They are wholly confident. And their aesthetic beauty translates to the wave…
“How beautiful maleness is, if it finds its right expression.” – D.H. Lawrence
The first time I came across Asher Pacey was in an issue of Tracks, circa 2004. It was a cropped picture of him standing victorious on the podium of a nameless airshow held in a gutless city beach break. This picture however, was not celebrating his achievement; it was ridiculing him for the state of his oral health. The tracks in his mouth were the harshest of metals. My estranged stepfather is a dentist and I showed him the picture.
“That’s clearly Malocclusions caused by moderate to severe crowding,” he said.
The next time I encountered Asher was years later in the Snapper car park. His hair was long and peroxide tipped. His teeth were perfect. Fresh Rhythm stickers graced the medley of fresh crafts in the back of his Holden Commodore as did what looked to be a box of fresh veggies.A beautiful girl sat in the front seat in a floppy felt hat, the first I’d seen. If it wasn’t for my completely useless, stalkeresque selective memory that allows me to recognise every mid-range pro surfer from 2001-2008, I wouldn’t have picked this as the same man from the glossy pages of Tracks. Upon his entering the water I witnessed that the makeover was complete. Gone were the froggy airs and in their place were the most expressive and patient brush strokes you’ll find on the Gold Coast points.
Handsome men surf better. They are wholly confident. Kelly Slater himself documented his own plight with self-confidence/vanity (they’re totally linked in case you hadn’t realised) in his seminal 2004 autobiography Pipedreams. He explained that as a young man he suffered from considerable acne. As the post-Tom Curren Great American Hope the spotlight was fierce and oft shoved right in young Slater’s pustule ridden face.
His dermatological insecurity was highlighted when, while waiting in the Surfer magazine headquarters in California, Kelly read some graffiti scribbled on the wall.
“Kelly Slater has pimples!”
Envy manifests itself like most other forces: by taking the path of least resistance. For proof see the Stab message boards. If somebody’s obviously aesthetically flawed, despite their athletic ability, then it’s easy to highlight. Dane’s fat, Filipe’s ugly, Jordy’s nipples are too close together. It makes arm-chair critics feel better about themselves but it makes the pro’s weep.

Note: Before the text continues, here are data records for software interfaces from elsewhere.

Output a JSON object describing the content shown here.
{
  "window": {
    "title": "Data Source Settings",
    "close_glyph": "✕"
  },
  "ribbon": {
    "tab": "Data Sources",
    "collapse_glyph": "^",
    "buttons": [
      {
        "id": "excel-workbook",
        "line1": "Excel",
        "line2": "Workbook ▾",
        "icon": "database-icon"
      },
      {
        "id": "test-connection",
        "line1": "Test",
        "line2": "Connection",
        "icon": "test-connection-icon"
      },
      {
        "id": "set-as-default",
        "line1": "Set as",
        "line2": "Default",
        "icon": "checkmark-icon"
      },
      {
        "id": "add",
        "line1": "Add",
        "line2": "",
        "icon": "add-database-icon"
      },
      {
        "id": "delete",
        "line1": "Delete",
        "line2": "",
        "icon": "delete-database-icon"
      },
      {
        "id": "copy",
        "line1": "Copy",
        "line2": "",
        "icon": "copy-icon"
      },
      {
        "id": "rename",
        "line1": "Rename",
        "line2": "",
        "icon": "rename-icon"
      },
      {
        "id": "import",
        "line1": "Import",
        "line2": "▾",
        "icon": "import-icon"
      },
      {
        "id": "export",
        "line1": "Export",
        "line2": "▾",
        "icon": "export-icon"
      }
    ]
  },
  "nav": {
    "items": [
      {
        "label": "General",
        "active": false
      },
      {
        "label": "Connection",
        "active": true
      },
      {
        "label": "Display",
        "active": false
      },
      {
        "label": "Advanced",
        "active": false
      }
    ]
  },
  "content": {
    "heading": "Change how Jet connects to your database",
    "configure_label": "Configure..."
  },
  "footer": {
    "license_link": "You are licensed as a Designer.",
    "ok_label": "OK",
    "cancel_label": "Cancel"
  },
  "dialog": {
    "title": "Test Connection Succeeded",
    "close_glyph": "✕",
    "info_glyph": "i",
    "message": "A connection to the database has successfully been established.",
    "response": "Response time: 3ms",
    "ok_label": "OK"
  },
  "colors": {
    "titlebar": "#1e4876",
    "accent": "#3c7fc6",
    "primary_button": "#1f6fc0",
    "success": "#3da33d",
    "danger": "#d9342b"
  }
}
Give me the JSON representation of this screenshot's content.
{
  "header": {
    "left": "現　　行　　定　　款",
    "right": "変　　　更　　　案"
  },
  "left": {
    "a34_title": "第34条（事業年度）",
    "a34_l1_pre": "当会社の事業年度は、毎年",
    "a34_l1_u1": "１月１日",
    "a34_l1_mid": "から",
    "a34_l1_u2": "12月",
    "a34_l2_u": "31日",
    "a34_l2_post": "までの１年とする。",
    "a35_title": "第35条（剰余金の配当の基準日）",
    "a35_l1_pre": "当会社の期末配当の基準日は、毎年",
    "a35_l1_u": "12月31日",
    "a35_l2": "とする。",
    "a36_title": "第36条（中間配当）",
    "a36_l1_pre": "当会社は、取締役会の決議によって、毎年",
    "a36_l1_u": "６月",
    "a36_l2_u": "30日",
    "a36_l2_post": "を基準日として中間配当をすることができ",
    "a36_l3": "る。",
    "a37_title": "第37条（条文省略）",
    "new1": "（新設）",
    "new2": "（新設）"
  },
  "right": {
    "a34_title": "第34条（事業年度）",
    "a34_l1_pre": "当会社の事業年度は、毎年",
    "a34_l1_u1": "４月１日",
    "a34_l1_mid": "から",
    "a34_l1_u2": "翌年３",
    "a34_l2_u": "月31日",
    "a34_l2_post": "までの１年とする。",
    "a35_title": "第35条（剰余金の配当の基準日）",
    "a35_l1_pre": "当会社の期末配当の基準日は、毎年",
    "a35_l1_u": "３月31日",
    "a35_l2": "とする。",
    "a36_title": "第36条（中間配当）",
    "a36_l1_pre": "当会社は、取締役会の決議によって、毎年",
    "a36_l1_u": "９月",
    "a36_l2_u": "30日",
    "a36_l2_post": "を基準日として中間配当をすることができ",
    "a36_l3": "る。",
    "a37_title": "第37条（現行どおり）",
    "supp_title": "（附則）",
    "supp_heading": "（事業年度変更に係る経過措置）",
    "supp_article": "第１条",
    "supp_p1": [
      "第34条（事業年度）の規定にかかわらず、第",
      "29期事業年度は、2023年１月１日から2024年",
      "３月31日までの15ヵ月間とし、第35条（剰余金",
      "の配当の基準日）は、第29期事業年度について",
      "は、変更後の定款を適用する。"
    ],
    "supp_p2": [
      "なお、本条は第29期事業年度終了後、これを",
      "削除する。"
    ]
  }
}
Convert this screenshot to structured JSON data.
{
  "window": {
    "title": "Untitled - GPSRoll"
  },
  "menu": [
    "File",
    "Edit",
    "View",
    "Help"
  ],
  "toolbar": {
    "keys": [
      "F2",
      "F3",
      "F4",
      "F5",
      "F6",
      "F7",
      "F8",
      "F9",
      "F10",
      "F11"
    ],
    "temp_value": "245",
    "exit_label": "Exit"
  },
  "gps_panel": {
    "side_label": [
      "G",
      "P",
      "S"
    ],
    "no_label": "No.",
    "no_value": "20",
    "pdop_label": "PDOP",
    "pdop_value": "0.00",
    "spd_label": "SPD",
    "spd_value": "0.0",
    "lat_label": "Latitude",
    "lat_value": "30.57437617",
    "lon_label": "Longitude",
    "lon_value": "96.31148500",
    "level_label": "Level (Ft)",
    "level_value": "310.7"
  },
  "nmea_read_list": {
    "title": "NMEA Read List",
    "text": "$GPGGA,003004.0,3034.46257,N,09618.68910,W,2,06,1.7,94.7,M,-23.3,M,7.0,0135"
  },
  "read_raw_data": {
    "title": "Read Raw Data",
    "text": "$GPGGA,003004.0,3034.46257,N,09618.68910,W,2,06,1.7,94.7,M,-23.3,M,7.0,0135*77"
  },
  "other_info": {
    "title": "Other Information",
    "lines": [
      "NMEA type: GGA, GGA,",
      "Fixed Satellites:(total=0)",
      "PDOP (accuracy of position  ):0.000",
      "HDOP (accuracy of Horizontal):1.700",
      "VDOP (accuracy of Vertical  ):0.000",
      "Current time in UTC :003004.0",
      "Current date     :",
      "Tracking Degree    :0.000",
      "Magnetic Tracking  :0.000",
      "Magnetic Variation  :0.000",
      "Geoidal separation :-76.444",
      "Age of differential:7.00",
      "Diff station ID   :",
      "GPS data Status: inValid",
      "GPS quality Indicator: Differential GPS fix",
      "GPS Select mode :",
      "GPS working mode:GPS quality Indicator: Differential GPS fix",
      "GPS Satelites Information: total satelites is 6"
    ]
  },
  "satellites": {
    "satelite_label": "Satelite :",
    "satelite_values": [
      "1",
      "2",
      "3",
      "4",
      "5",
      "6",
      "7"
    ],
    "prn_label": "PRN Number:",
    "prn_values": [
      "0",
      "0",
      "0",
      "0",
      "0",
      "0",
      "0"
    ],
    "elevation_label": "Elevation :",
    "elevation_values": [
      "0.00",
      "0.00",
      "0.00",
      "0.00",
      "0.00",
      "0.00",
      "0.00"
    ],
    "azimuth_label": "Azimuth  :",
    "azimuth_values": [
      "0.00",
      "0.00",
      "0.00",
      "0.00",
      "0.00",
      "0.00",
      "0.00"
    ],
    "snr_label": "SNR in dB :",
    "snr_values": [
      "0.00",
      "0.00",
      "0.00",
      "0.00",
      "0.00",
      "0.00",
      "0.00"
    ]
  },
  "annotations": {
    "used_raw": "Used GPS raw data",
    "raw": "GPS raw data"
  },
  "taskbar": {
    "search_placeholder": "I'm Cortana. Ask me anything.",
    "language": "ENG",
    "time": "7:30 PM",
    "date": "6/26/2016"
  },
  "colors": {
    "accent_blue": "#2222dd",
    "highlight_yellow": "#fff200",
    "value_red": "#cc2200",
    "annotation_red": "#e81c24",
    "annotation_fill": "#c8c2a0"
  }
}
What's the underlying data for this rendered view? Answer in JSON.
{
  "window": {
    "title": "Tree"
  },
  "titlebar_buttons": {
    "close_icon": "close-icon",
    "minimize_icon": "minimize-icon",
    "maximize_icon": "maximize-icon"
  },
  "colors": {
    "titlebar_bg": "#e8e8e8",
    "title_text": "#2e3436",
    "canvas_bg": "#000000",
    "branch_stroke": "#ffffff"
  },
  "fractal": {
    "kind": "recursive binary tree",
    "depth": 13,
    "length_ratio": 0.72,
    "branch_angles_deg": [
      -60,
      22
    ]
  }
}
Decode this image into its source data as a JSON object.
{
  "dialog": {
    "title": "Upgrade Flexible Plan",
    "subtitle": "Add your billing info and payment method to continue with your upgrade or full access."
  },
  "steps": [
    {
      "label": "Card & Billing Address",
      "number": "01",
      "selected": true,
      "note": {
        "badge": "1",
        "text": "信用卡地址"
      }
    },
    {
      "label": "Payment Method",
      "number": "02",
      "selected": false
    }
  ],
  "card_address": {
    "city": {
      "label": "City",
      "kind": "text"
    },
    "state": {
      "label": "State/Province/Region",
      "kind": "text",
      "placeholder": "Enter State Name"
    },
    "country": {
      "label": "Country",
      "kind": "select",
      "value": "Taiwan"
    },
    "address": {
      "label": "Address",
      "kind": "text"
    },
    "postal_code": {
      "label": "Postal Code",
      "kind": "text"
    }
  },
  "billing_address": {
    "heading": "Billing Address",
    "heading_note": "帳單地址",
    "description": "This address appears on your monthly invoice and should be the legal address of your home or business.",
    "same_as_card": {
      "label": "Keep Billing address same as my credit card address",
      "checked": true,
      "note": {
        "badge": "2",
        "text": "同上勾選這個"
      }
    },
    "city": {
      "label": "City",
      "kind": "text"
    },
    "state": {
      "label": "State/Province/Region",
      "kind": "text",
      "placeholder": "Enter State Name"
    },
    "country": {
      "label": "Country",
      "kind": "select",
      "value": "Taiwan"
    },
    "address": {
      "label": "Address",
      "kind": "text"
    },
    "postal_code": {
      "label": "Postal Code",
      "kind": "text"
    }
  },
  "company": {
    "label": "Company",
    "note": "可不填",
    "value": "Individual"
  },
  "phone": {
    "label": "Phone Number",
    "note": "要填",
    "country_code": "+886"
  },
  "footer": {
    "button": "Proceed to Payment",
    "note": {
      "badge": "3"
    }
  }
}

Imagine how Asher must have felt, that first day the swells, winds and tides of Snapper Rocks aligned in symphony with the shedding of his train tracks. Like the Berliners the first sunny day after the fall of the wall! Asher’s Instagram (@asher_pacey) depicts the perfect Australian waterman, circa right now. He fishes, surfs (a lot) and has that knack of avoiding overwhelming cheese in staged lifestyle shots. He just looks right. Marketing 101. Asher’s also a damn fine protagonist of riding an alaia, which is akin to pleasuring two women simultaneously: It takes a man with perfect balance, and almost meditative concentration to get the job done.
The web clips produced by Asher and Auteur Matt Kleiner are mesmerising. It might not be the fastest, biggest, most radical or cutting edge surfing, but the waves are East coast blue, the music melancholic, the lifestyle shots reflective of place and time, and Asher’s surfing is truly handsome.
I feel handsome sometimes but not always. I felt handsome the other night. White chinos, cream cashmere sweater, brogues, a new haircut, and a fresh tan. Stepping out into the cool southerly I found my step filled with a rarely realised confidence. The confidence of aesthetic beauty.
My arrival at that night’s function was met with an assortment of pseudo-compliments blended with undertones of jealous mockery. I simply smiled until my greatest friend at the gathering pulled me aside.
“You know you look good, hey.”
Our eyes met, and a burst of shared laughter blew away in the breeze. I knew.